N. F. Kenure


Like many Nigerians, I saw Genevieve Nnaji’s Lionheart over the weekend. I'm pretty sure that we all watched it  thinking ‘please let it be good, let it be good.’

Was it good?


It wasn't bad.

But it wasn't great. It wasn't the new benchmark, the messiah we’d been promised.

What lionheart was; was sane.

All the things it did right:

Lionheart is the story of a woman Adaeze, played by Genevieve, proving herself to her dad as he reaches the ‘twilight’ of his career in a motor transport business. Simple. The curveball for us- (Nollywood audience) is that the uncle is not the big bad wolf and that an Igbo dad is invested in his girl child. As uncomplicated as this is, it's quite jarring for us Africans; there are no 'village people out to get you'. Personally, this is the main triumph of the film. That family can actually just be family, your ‘tribe’, loving and working together for everyone's progress. And that a woman is whole. No one is telling her to forget work and find a man.


It was absolutely well shot; angles, framing, lighting, no shadows. So aesthetically, it was pleasing, and Enugu as a backdrop was refreshing.The dialogue was good, nothing too cringy excluding Nkem Owoh’s first jab about teeth whitening.

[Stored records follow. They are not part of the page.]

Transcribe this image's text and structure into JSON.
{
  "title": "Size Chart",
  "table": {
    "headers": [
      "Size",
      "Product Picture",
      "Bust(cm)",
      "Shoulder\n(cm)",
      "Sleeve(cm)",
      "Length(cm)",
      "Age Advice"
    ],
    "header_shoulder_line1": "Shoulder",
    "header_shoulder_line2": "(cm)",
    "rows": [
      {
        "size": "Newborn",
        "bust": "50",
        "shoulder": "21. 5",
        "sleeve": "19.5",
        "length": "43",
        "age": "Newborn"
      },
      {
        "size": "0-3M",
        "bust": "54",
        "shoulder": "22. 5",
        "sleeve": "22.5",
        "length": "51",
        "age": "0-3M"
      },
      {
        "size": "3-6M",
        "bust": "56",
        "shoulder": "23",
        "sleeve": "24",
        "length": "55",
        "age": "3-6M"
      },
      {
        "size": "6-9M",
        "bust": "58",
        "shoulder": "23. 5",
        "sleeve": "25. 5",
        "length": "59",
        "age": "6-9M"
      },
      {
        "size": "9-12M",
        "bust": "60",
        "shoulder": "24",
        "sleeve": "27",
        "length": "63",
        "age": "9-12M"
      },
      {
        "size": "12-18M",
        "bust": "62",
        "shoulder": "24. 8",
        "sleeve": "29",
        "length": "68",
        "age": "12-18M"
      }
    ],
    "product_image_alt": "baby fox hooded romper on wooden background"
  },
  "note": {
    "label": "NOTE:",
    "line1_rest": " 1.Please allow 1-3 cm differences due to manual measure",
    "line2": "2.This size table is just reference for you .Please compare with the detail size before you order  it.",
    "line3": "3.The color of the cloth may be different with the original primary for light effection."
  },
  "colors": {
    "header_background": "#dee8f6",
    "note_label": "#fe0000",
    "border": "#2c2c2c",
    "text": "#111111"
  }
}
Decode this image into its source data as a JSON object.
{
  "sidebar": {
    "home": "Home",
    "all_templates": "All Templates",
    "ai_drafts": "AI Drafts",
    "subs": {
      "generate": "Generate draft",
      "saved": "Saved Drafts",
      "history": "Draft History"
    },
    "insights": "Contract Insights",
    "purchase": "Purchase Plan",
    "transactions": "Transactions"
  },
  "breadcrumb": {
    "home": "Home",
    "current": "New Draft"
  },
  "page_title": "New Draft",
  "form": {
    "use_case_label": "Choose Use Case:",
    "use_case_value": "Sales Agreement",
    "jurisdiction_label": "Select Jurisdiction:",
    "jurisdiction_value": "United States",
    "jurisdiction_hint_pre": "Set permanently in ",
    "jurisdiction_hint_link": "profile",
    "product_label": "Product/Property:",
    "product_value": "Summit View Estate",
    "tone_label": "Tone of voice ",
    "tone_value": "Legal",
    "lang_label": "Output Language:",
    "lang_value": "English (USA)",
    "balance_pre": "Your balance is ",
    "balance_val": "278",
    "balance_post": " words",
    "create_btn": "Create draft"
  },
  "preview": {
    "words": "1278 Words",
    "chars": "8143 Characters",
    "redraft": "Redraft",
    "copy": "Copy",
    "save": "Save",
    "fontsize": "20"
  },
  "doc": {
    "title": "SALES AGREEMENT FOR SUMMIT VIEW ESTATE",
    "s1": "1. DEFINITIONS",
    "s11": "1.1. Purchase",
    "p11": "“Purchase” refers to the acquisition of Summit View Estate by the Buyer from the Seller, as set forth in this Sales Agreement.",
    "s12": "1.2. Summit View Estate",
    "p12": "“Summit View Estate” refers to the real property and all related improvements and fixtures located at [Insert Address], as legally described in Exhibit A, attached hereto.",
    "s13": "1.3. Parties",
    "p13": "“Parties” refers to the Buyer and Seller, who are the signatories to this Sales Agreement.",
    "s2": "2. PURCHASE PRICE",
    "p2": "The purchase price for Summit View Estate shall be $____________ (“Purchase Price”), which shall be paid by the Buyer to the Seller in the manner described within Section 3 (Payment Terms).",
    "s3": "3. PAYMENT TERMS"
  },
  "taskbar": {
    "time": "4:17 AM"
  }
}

Casting- Genevieve obviously wanted the parents to represent royalty, to project strength, and Onyeka Onwenu as Abigail Obiagu is the queen of regal. Pete Edochie, Obiagu himself steps into the role he’s played a million times and so is perfect for it.  I wasn't ecstatic about seeing Nkem Owoh in this because I did not expect him to deliver outside his own niche(comedy), but I think he did quite well outside one or two lapses. He is Uncle Godswill, an actual loving, supportive uncle.


Peter Okoye’s scene as an ex called Arinze was thankfully brief, and yet, Genevieve insisted on reminding us about her terrible attempt at a career in music. How could no one ask for that ‘harmonising’ to be reshot?


Another triumph was the portrayal of two tribes- Igbo and Hausa- with a long history of conflict (and a war basically). The Northerners were not just gatemen or ‘mallams’ and Nkem Owoh’s admonishment to his fellow Igbo men was novel.

I enjoyed the melting away of defences between the old men, and the prospect of a loving relationship between their offsprings.

The use of Language in Lionheart was  elegant. It was my favorite thing in Kemi Adetiba’s King of Boys with Yoruba, and as an Igbo gal, it was nice to get it in Lionheart.



What was wrong with Lionheart? The story.

While it was a good story, it wasn't well fleshed out. A business consultant was sorely needed. Business meetings and deals done without numbers, the most basic animated ‘presentation’ for a multi million Naira bid was lauded as impressive (or was that an indictment of the Nigerian business scene?) It was light on the technicalities of business.


While I am glad that women like Kemi and Genevieve are trying to present us with different stories told beautifully, I think they need to get someone that they respect to say- take this out, or you need to redo that, someone who’s not afraid to call them out because they want the output to be the absolute best version that it could be.


The breakout star in Lionheart, was Adaeze’s hair. Every shot, every coil, every style was perfection. It told a story on its own. It said, ‘I am African. I am wild, I am free, and I am old and new. And I am very proud.’

Lionheart is streaming on Netflix now.


Jan 7, 2019